Dracula has never discerned between men and women in matters of his own gruesome taste.
But a new BBC adaptation asks whether the cosmopolitan vampire desired more than the blood of both sexes.
The series suggests that the Eatern European aristocrat may have sex with men in a nod to theorised gay undertones of the original Victorian novel.
Characters open the BBC retelling of Bram Stoker’s gothic masterwork by interrogating a guest recently returned from the Count’s castle, asking if he was given a “contagion” by having “intercourse” with the blood-sucking villain.
“I think horror should be transgressive,” said writer Mark Gatiss, who brought Sherlock Holmes to the BBC.

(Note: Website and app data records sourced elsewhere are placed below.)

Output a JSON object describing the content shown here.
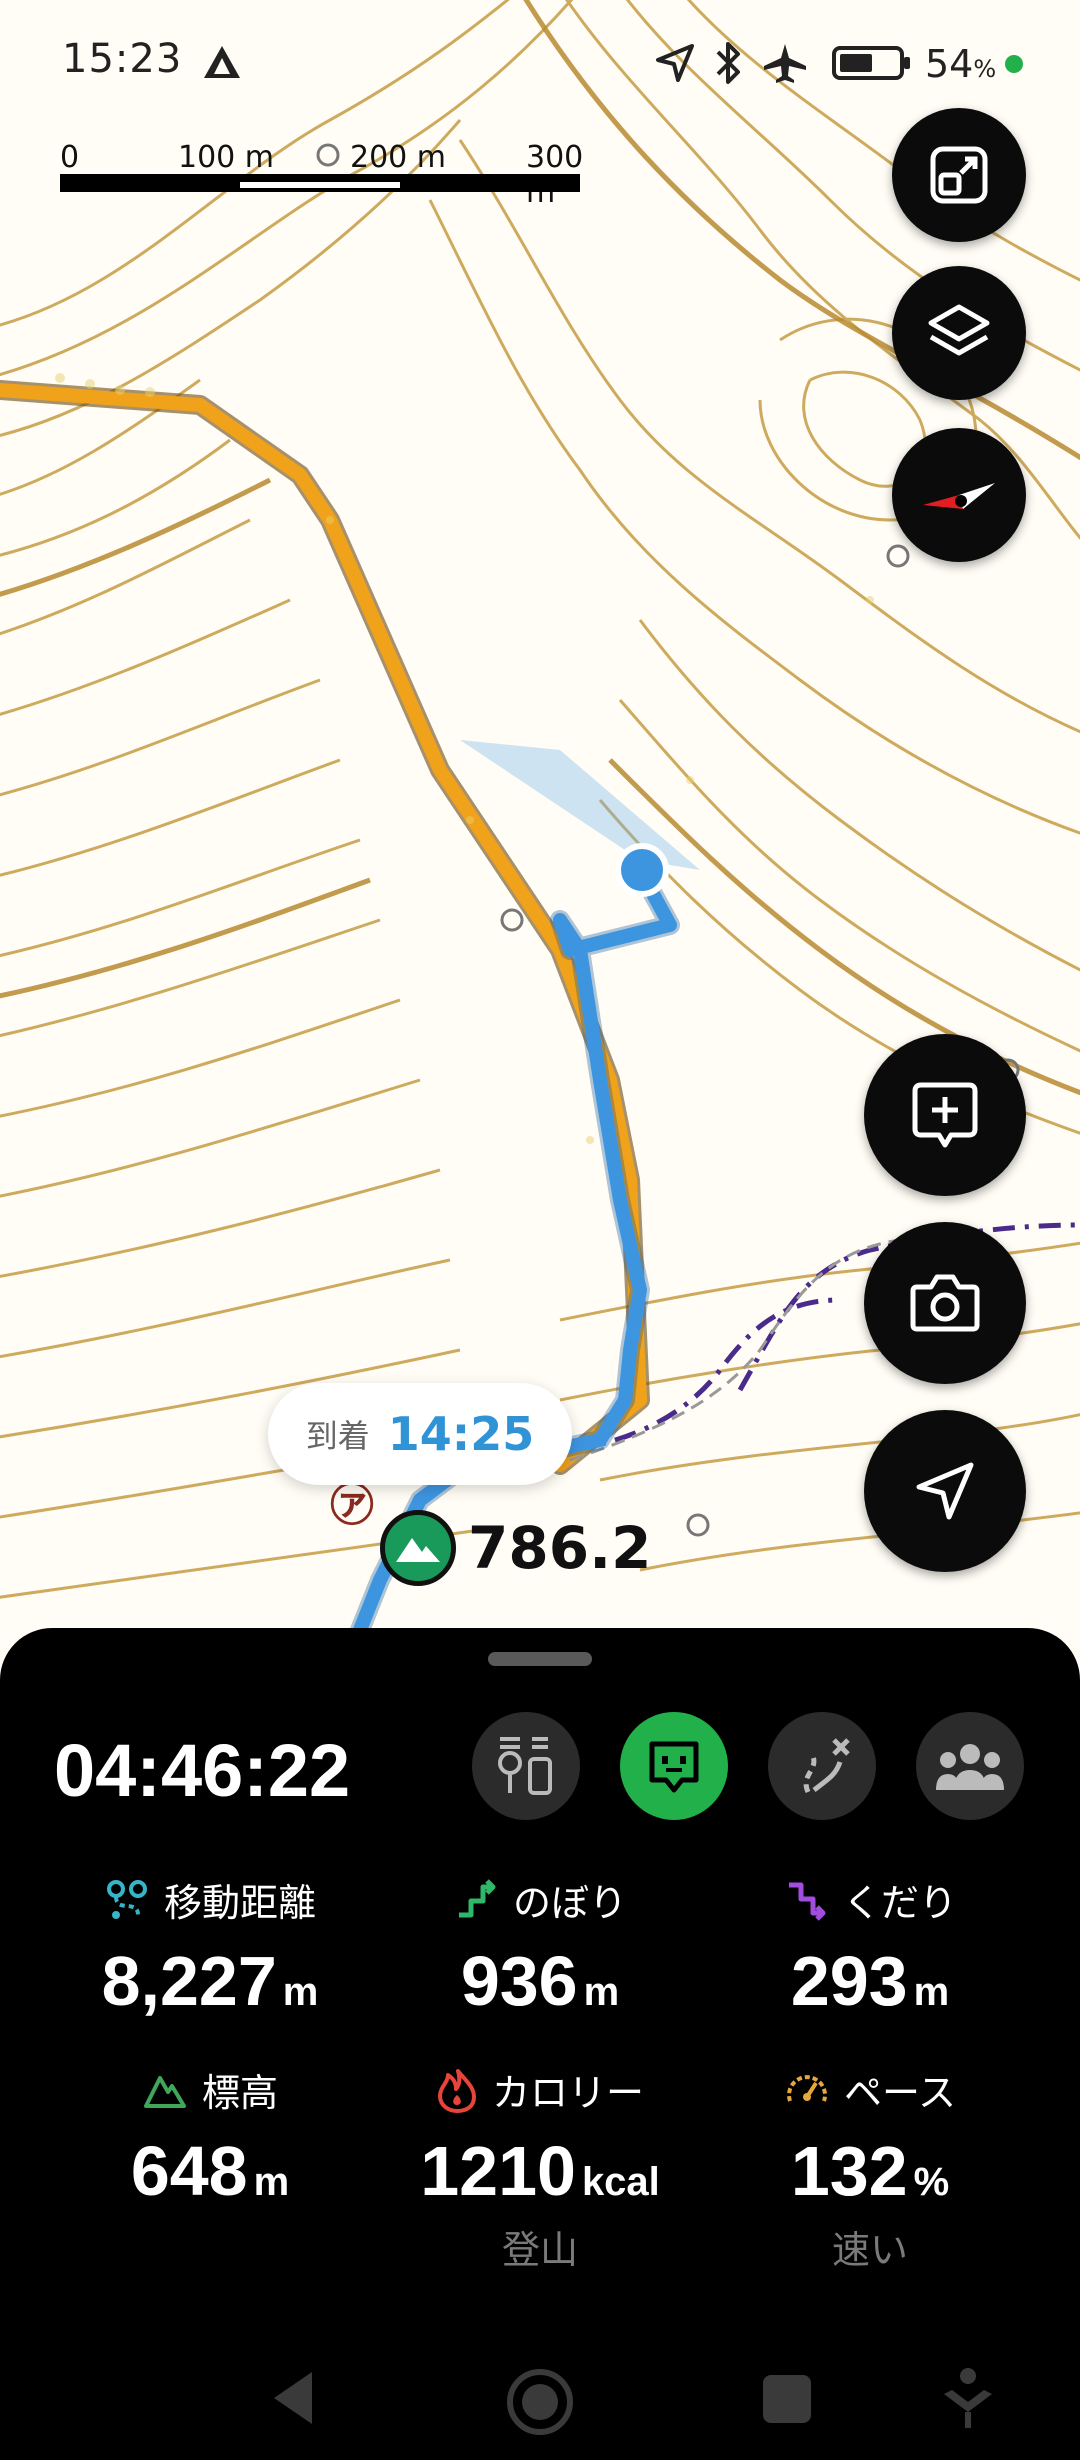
{
  "status_bar": {
    "time": "15:23",
    "battery": "54",
    "battery_unit": "%"
  },
  "scale_bar": {
    "labels": [
      "0",
      "100 m",
      "200 m",
      "300 m"
    ]
  },
  "map": {
    "arrival_label": "到着",
    "arrival_time": "14:25",
    "peak_elevation": "786.2"
  },
  "panel": {
    "elapsed_time": "04:46:22",
    "stats": [
      {
        "label": "移動距離",
        "value": "8,227",
        "unit": "m",
        "icon": "distance-icon",
        "color": "#35b5c8"
      },
      {
        "label": "のぼり",
        "value": "936",
        "unit": "m",
        "icon": "ascent-icon",
        "color": "#2fb86a"
      },
      {
        "label": "くだり",
        "value": "293",
        "unit": "m",
        "icon": "descent-icon",
        "color": "#a24de0"
      },
      {
        "label": "標高",
        "value": "648",
        "unit": "m",
        "icon": "mountain-icon",
        "color": "#3fa65a"
      },
      {
        "label": "カロリー",
        "value": "1210",
        "unit": "kcal",
        "icon": "flame-icon",
        "color": "#e8443a",
        "sub": "登山"
      },
      {
        "label": "ペース",
        "value": "132",
        "unit": "%",
        "icon": "speedometer-icon",
        "color": "#e5a83a",
        "sub": "速い"
      }
    ]
  },
  "colors": {
    "route_orange": "#f0a21a",
    "track_blue": "#3d95e0",
    "contour": "#c8a050",
    "accent_green": "#22b04b"
  }
}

“Horror over time becomes quite cosy. I think horror should not be cosy.”
Despite the immediately sexual context of the series, co-writer Steven Moffat claimed viewers should delete their dating apps if they see Dracula’s actions as lustful.
The new iteration echos theories that Irish author Stoker, who was friends with Oscar Wilde, a wit convicted for his sexuality, and who also wrote impassioned letters to poet Walt Whitman about being a “wife to his soul”, was himself a closeted homosexual.
A private man, married to a former love interest of Wilde, little is known about Stoker’s life beyond the 1897 epistolary novel which ensured his lasting fame.
This has been reworked in a BBC period adaptation airing on New Year’s Day, which hints at the sexual habits of the centuries-old vampire, equipped once again with his hallmark cape and castle, and finds laughs with a character writers originally dubbed “Atheist Nun”.
The habited sceptic opens the show by asking in a pre-credit sequence: “Did you have intercourse with Count Dracula?”
Insinuations are then made about what Jonathan Harker experienced of Dracula’s unusual hospitality.
The atheist nun, who jokes about her lustful dreams of women in the opening episode, tells him there is a “contagion” which creates an “incurable” state.
Despite the insinuations that Dracula is spreading this blight by means of more than a bite, Moffat has claimed otherwise, and said the series will depict merely mundane vampirism.
“He’s not actually having sex with anyone,” said the writer at a London screening. “He’s drinking their blood.
“You might need to delete your Tinder if that is what you think. Dracula has always fed off men and women.”
The script nevertheless suggests that the devilish Transylvanian wants to “reproduce”, and favours a male character for this task.
Anxiety over homosexuality has been theorised by some as a subtext in the original novel, written at the time of Wilde’s imprisonment. As a young man Stoker wrote to American literary giant Whitman, believed to be gay or bisexual, to thank him for the “love and sympathy you have given me in common with my kind”.
With its fresh take the new series, starring Danish actor Claes Bang as the evil Count, also returns to many time-honoured tropes from previous versions.
Moffat said: “It has been through so many iterations, it felt right to do big castles and capes and that sort of thing.”
The concept for the three episode series, each overseen by a different director, began “as a joke” while the writing pair were working on Sherlock. It features customary bats, wooden stakes, and fangs, along with added twists on source material.
John Heffernan stars Harker and Dolly Wells as the interrogating atheist nun.
The series will be shown across three days with the first instalment, The Rules of the Beast, airing on New Year’s Day on BBC One at 9pm.